El Hijo Del Santo vs. Espanto Jr. (4/10/88)
I didn't love this as much as I love their masks match and the '92 title match, but I'm glad we have another match in what is probably Santo's Garvin feud to his Casas Steamboat rivalry.
As we've seen with a lot of this 80s stuff, there's a fantastic atmosphere with the ring being flooded with kids before the bout and later on they're sort of loitering about climbing back in it when Santo and Espanto are selling on the outside and running around during the stretch run. There's one kid who jumps a feet in the air every time Espanto kicks out of a nearfall and actually a section of the crowd seemed to be right behind him despite being largely pro-Santo. These two had wrestled so many times from '85-88 with Espanto losing so many times, including every year in their annual hair match, that I suppose to some people he was the underdog in this feud. He entered the match as champion having finally wrestled the UWA's World Lightweight Championship from Santo the previous summer and was determined to stay that way by the night's end.

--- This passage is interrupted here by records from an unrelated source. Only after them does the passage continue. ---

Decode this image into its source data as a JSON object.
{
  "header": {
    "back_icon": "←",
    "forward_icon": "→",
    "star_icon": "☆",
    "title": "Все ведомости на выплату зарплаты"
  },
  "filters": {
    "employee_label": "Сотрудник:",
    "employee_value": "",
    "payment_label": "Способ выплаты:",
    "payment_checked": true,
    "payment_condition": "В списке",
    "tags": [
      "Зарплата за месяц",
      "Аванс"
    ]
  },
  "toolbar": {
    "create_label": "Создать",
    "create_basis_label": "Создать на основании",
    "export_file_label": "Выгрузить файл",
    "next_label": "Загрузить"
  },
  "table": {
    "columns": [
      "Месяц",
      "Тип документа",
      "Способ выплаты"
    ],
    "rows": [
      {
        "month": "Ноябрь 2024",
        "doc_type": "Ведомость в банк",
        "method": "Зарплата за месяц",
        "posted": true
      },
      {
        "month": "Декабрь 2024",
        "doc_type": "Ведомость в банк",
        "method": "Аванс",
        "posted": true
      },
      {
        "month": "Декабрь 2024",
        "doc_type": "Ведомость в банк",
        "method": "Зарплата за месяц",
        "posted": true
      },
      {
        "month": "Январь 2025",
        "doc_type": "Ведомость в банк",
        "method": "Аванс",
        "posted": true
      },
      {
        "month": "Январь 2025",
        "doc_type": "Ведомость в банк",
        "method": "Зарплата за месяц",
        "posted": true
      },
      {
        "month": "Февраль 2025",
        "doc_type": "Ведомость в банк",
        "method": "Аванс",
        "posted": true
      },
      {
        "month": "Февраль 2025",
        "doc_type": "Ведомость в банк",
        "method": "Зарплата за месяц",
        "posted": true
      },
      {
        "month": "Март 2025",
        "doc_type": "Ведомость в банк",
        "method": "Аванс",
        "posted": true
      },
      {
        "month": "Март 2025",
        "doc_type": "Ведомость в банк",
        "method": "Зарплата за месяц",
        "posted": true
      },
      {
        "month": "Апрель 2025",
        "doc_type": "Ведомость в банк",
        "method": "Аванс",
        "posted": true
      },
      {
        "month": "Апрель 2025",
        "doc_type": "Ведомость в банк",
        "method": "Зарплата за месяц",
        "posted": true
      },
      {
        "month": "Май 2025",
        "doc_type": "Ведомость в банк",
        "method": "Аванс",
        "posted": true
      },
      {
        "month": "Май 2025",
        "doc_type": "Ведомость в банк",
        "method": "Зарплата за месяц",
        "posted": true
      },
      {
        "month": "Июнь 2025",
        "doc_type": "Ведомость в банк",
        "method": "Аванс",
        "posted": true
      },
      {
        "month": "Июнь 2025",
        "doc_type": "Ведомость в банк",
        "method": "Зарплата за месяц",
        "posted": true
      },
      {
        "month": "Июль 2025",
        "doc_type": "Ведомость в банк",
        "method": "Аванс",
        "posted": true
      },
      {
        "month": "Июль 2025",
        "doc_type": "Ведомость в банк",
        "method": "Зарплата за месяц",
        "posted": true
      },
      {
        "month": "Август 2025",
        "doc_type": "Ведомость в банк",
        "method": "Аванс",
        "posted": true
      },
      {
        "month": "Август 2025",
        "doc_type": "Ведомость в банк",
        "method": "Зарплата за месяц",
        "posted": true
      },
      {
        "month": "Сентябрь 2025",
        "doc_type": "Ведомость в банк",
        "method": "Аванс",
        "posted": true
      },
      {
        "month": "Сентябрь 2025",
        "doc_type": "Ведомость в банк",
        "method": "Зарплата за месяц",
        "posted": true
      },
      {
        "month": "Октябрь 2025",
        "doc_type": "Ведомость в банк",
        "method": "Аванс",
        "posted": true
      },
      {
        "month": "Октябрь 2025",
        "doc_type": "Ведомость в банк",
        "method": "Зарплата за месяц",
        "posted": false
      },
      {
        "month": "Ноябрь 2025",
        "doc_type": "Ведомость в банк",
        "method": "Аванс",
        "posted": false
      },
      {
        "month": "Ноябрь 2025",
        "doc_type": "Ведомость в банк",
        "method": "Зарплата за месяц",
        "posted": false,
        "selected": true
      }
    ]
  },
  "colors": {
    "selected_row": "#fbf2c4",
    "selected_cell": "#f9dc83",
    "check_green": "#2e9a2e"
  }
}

I wasn't overly thrilled by the matwork, which involved a lot of jockeying for position and ultimately led to a sort of macho battle where both guys would arm drag the other guy to the outside. The needling I liked, but I don't think the wrestling was top draw. I might change my mind on a re-watch, but that was my gut feeling this time round. The third caida was fantastic, however. I loved how Espanto fought his way out of Santo's submissions and how he managed to kick out of each of Santo's pin attempts, even when Santo would really sit in them. Espanto's submission finishers were awesome. I don't know that he had to cheat to win, but the final submission he got Santo with was a beaut. There's nothing like a little bit of controversy to end a lucha match, but a lot of folks seemed legit happy. You'd think they were swarming the ring because their guy had beaten the touring champ.
What this did highlight for me is just how much we're missing in terms of UWA not taping this stuff. You look at the lists of title defences right through to the early 90s and it's either awe-inspiring or heart breaking. There's nothing you can do about it I suppose unlike the Televisa situation, but I don't think we can even begin to capture what an amazing decade it was for lucha libre with the footage we have. Which is all the more reason to enjoy discoveries like these.